The Paycheck Protection Program offers loans for small businesses with fewer than 500 employees, select types of businesses with fewer than 1,500 employees, 501(c)(3) non-profits with fewer than 500 workers and some 501(c)(19) veteran organizations. Additionally, the self-employed, sole proprietors, and freelance and gig economy workers are also eligible to apply. Businesses, even without a personal guarantee or collateral, can get a loan as long as they were operational on February 15, 2020.
Small businesses that take out these loans can get some or all of their loans forgiven, as long as employers continue paying employees at normal levels during the eight weeks following the origination of the loan, then the amount they spent on payroll costs (excluding costs for any compensation above $100,000 annually), mortgage interest, rent payments and utility payments can be combined and that portion of the loan will be forgiven

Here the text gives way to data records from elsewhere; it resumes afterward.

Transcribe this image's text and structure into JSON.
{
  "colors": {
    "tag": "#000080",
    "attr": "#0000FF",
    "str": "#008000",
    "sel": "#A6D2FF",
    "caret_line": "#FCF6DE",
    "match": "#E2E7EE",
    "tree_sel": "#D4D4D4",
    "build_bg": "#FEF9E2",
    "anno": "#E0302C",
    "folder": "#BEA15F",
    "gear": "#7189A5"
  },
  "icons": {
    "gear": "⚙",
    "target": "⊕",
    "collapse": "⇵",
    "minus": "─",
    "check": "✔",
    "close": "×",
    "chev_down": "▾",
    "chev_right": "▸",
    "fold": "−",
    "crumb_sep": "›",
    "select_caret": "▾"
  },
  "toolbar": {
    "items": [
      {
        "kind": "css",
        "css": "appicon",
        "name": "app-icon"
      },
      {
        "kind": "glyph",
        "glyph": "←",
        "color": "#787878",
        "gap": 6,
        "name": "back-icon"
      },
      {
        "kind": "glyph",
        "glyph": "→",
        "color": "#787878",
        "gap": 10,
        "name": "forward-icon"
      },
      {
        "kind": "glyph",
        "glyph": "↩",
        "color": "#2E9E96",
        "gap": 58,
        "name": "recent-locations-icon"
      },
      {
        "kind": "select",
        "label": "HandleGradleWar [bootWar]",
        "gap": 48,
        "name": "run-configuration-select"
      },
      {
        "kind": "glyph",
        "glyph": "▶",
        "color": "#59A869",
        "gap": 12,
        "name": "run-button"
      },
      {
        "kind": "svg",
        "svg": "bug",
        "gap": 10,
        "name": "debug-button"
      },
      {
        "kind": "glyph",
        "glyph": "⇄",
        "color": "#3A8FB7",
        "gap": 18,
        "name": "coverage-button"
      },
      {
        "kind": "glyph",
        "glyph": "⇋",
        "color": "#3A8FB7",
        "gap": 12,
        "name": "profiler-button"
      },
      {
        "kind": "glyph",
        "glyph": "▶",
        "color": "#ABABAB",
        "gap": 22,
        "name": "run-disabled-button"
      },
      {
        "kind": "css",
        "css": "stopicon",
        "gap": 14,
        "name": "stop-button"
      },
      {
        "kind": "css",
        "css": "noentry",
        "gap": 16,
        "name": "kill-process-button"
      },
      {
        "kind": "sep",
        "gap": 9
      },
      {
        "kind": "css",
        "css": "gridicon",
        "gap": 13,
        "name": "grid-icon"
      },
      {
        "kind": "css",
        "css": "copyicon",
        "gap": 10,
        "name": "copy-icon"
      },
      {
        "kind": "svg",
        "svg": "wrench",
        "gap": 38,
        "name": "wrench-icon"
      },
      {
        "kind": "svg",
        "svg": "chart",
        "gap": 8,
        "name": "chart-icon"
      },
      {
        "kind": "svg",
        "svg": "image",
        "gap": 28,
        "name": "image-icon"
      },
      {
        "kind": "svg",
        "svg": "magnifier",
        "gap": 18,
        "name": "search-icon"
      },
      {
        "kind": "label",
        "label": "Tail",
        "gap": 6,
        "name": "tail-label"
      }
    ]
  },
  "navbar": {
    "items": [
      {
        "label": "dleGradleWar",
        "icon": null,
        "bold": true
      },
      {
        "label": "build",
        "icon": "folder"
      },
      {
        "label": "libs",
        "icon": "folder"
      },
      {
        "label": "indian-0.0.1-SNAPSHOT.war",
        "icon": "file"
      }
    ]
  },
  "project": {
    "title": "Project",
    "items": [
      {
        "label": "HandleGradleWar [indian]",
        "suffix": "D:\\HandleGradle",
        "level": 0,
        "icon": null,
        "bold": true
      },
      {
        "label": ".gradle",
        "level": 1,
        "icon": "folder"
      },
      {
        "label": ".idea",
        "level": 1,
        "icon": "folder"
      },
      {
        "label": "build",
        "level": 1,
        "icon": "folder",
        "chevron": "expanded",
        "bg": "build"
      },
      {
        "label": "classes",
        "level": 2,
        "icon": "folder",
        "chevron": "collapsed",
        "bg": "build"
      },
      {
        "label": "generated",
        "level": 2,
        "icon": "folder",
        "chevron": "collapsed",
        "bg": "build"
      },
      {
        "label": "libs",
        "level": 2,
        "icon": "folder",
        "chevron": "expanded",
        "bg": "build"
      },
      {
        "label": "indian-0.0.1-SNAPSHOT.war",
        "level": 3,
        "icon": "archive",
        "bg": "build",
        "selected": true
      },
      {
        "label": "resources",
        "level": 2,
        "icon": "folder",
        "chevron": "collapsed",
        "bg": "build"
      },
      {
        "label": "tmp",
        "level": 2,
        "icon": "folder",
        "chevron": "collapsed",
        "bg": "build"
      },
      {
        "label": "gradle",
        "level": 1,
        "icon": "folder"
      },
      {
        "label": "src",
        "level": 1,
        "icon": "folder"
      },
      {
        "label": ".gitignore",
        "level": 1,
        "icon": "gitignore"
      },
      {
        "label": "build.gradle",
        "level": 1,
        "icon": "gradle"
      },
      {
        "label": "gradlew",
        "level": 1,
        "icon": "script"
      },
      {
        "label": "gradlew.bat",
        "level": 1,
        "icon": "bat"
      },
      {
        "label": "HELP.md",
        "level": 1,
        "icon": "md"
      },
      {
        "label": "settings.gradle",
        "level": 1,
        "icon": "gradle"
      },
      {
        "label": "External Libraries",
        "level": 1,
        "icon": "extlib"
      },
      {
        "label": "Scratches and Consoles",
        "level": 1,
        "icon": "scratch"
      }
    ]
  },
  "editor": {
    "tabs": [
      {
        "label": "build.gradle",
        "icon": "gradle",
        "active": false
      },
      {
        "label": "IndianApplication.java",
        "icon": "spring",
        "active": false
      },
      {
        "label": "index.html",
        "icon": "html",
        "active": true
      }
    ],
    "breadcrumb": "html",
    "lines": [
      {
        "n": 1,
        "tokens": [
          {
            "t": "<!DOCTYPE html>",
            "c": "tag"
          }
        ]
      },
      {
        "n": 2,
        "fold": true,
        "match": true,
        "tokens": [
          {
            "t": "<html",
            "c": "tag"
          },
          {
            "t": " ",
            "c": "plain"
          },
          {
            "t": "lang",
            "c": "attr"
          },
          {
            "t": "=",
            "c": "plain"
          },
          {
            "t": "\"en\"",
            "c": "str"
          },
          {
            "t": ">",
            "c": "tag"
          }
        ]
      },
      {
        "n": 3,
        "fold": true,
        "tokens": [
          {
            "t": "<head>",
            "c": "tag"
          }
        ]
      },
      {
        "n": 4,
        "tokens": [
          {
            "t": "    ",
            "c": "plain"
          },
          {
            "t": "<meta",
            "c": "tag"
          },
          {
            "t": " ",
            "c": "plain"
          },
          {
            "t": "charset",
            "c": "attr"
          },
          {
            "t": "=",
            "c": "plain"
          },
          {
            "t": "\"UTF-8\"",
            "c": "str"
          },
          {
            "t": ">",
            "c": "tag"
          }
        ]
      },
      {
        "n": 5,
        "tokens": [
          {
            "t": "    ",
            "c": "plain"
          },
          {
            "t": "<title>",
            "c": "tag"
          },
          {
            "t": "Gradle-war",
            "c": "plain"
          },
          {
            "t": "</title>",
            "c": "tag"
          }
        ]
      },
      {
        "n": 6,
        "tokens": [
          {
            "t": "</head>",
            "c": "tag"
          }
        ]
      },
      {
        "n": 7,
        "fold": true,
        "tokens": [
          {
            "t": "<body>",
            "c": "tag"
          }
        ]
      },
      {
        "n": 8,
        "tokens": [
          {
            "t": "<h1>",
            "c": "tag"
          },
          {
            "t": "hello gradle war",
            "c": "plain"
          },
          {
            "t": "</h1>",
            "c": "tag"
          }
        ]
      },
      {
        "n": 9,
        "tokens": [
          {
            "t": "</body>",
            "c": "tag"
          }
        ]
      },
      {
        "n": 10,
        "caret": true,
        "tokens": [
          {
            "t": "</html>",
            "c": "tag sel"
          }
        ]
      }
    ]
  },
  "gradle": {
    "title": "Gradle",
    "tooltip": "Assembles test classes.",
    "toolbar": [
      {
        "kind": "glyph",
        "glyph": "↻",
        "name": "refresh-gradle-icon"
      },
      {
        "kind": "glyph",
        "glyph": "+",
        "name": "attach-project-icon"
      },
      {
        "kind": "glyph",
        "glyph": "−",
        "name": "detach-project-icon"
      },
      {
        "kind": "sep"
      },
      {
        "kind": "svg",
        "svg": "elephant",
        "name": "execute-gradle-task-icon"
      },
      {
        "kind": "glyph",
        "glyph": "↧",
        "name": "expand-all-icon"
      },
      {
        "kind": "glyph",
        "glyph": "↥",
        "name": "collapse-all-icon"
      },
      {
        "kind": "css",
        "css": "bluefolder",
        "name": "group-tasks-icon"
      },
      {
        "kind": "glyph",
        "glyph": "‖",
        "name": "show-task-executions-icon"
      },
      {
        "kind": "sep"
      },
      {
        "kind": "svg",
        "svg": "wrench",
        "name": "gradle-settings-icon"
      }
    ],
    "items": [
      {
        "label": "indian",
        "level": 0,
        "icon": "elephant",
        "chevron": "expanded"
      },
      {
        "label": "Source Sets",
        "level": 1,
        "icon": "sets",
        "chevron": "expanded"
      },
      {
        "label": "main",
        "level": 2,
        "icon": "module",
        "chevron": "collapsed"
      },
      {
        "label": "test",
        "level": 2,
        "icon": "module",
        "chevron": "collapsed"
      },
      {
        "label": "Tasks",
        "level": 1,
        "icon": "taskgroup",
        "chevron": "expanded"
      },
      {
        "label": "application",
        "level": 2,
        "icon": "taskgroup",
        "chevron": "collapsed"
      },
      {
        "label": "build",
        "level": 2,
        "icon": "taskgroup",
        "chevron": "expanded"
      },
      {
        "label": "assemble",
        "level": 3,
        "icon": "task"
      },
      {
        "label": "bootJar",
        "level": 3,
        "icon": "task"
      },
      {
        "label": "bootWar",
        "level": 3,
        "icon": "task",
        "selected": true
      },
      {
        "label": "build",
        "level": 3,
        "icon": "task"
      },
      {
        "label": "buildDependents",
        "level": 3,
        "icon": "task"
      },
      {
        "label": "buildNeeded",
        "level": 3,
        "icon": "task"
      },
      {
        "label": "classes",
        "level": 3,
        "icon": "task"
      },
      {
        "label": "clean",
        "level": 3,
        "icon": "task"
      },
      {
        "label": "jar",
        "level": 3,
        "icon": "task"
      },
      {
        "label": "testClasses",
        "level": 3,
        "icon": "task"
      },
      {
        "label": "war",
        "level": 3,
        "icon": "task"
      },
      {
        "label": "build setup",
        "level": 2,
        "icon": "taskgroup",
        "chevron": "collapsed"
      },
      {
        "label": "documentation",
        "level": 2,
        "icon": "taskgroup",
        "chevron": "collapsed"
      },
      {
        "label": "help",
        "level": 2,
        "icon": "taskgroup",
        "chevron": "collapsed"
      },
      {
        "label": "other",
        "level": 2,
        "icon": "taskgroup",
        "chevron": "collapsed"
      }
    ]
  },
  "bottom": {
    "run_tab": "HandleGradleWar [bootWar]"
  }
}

Criteria/issues clarified or changed on April 2
- The program employs “first come, first serve” prioritization.
- The per-employee salary limit to be used when calculating payroll costs is $100,000. Health insurance, benefits, and employer state taxes on payroll are included over and above this amount.
- The guidance defines the payroll period as the “last 12 months,” while the current application states “most applicants will use the average monthly payroll for 2019.” Lenders are being required to collect full 2019 calendar year payroll information to confirm payroll definition.
- 75% of the use of the funds shall be for payroll.
- Independent contractors may not be counted toward payroll costs.
- Independent contractors/sole proprietors are eligible for the PPP based on their self-employment net income.
- Federally illegal businesses, such as cannabis, may not participate in the program.
- The SBA plans to issue additional guidance on the applicability of affiliation rules.
Economic Injury Disaster Loans are large infusions of cash for operating expenses
EIDLs are lower interest loans of up to $2 million, with principal and interest deferment at the Administrator’s discretion, that are available to pay for expenses that could have been met had the disaster not occurred, including payroll and other operating expenses.
Emergency Economic Injury Grant is a quick infusion of a smaller amount of cash
These grants provide an emergency advance of up to $10,000 to small businesses and private non-profits harmed by COVID-19 within three days of applying for an SBA Economic Injury Disaster Loan (EIDL). To access the advance, you first apply for an EIDL and then request the advance. The advance does not need to be repaid under any circumstance, and may be used to keep employees on payroll, to pay for sick leave, meet increased production costs due to supply chain disruptions, or pay business obligations, including debts, rent and mortgage payments.
Small Business Debt Relief Program could help with keeping up with payments on your current or potential SBA loan
This program will provide immediate relief to small businesses with non-disaster SBA loans, in particular 7(a), 504, and microloans. Under it, SBA will cover all loan payments on these SBA loans, including principal, interest, and fees, for six months. This relief will also be available to new borrowers who take out loans within six months of the President signing the bill into law.